Have you ever proposed an idea, or made a case for something, only to have the other person respond with hesitation or a “No”, and no clear explanation for why?
If you’re like most, your mind immediately gets VERY creative in making up reasons for why this person did not immediately go for it. It sounds something like this: “They probably thought my idea was dumb/useless” or “They don’t think I’m smart/trustworthy”.
That, my friend, is the problem. We don’t find out what the hesitation was truly about, and instead we make up our own (often wrong) interpretations. This is where resentment and distancing come in.
But it doesn’t have to be like that! We CAN take the reins of the situation, and walk away informed & empowered to move the conversation forward. To show you how to do it, I’ll share Jens' story:
Jens, a brilliant engineer leading a senior team at a startup, hired me at the beginning of the year to get support in positioning himself for an executive role. He was more than qualified, and I knew all he needed help with was presenting himself as the obvious candidate, nourishing key relationships, and building the confidence to go for what he was clearly suited for.
He got the promotion to VP within 4 months of us working together. Then, he had the first meeting with his new boss, who told him, “Jens, we won't have you leading on your own right away. The old VP will be co-leading the new team with you for the first few months. You know, just in case...”
Jens was floored. He left the meeting feeling confused and angry. What the hell was THIS supposed to mean? And his mind got busy making up explanations. This time it was, “I’m not qualified, they saw it, and they’re not sure I’ve got what it takes for this big role.” Enter impostor syndrome for Jens.

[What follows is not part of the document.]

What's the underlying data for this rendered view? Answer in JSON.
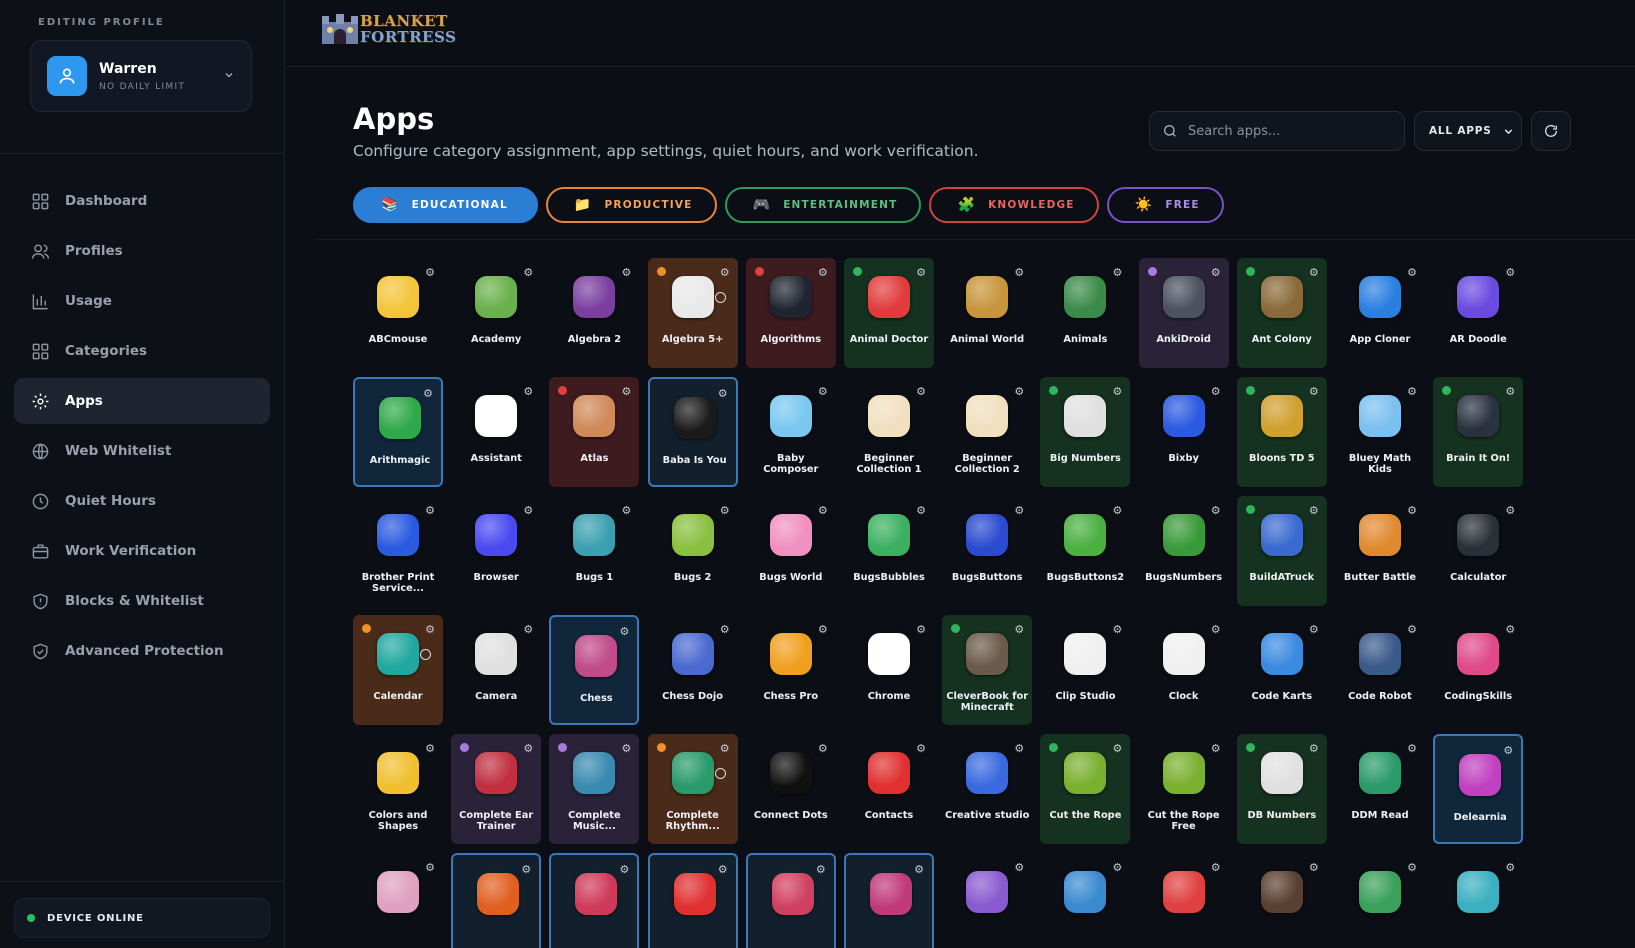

During our coaching session that week, Jens shared what had happened, and the “story” he’d made up in his head about what happened. I said:

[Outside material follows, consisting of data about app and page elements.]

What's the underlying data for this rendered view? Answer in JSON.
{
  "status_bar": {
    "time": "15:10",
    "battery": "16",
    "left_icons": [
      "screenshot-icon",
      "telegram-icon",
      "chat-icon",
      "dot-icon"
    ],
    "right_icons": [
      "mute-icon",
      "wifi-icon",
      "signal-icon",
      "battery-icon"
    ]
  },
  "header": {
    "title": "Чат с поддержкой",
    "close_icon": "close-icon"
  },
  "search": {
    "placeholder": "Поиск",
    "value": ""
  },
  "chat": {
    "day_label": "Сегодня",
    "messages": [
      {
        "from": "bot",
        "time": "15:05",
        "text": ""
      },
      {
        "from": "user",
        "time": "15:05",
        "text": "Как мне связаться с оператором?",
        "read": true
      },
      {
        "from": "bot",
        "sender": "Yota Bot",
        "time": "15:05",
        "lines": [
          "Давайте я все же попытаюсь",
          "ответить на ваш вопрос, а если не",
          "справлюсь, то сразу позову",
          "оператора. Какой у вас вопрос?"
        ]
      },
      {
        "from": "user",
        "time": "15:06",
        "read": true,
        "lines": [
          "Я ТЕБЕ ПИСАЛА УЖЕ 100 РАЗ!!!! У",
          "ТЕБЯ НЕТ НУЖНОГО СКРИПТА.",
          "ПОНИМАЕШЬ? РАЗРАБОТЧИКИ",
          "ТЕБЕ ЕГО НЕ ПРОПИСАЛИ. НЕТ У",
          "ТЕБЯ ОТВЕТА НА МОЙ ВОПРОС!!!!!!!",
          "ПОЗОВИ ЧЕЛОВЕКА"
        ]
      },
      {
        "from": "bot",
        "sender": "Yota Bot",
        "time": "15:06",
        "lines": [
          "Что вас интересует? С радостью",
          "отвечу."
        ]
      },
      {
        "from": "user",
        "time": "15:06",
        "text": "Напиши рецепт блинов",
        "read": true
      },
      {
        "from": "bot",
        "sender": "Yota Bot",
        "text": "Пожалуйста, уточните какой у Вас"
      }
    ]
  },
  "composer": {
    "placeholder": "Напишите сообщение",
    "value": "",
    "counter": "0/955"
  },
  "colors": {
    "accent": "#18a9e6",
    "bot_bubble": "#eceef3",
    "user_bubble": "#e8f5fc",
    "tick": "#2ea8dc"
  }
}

“People sometimes throw out statements like the one your boss said and it’s not always for the reasons we think. Have you considered there may be other interpretations than the one you made up?”
We concluded there could be many more reasons. I suggested that before he starts imagining other wrong interpretations, he should ask his boss this simple question as a follow-up: “Based on what you said last week, I’m wondering what your concerns are when it comes to my ability to perform optimally in this role.”
After probing deeper in this way with his boss, Jens came to our next session feeling emboldened. His ONE question had gotten the following answer:
“Well, actually, I’ve got zero concerns about you Jens. I simply wanted you to get extra support, and to have us covering all bases. I think I said it in a way that sounded like I'm worried about something concrete, but I don’t. I’ve got full faith in you and your abilities; otherwise I wouldn't have put you in this role.”
So, dear reader, there you have it. This is the magic question that we can use anytime we find ourselves facing hesitation or push-back from someone, to help usidentify what exactly is getting in the way, if anything:
What are your concerns about X?
This question also helps us uncover if there is, in fact, nothing behind the push-back, so that we can stop worrying, and move on to more productive things to do with our mind.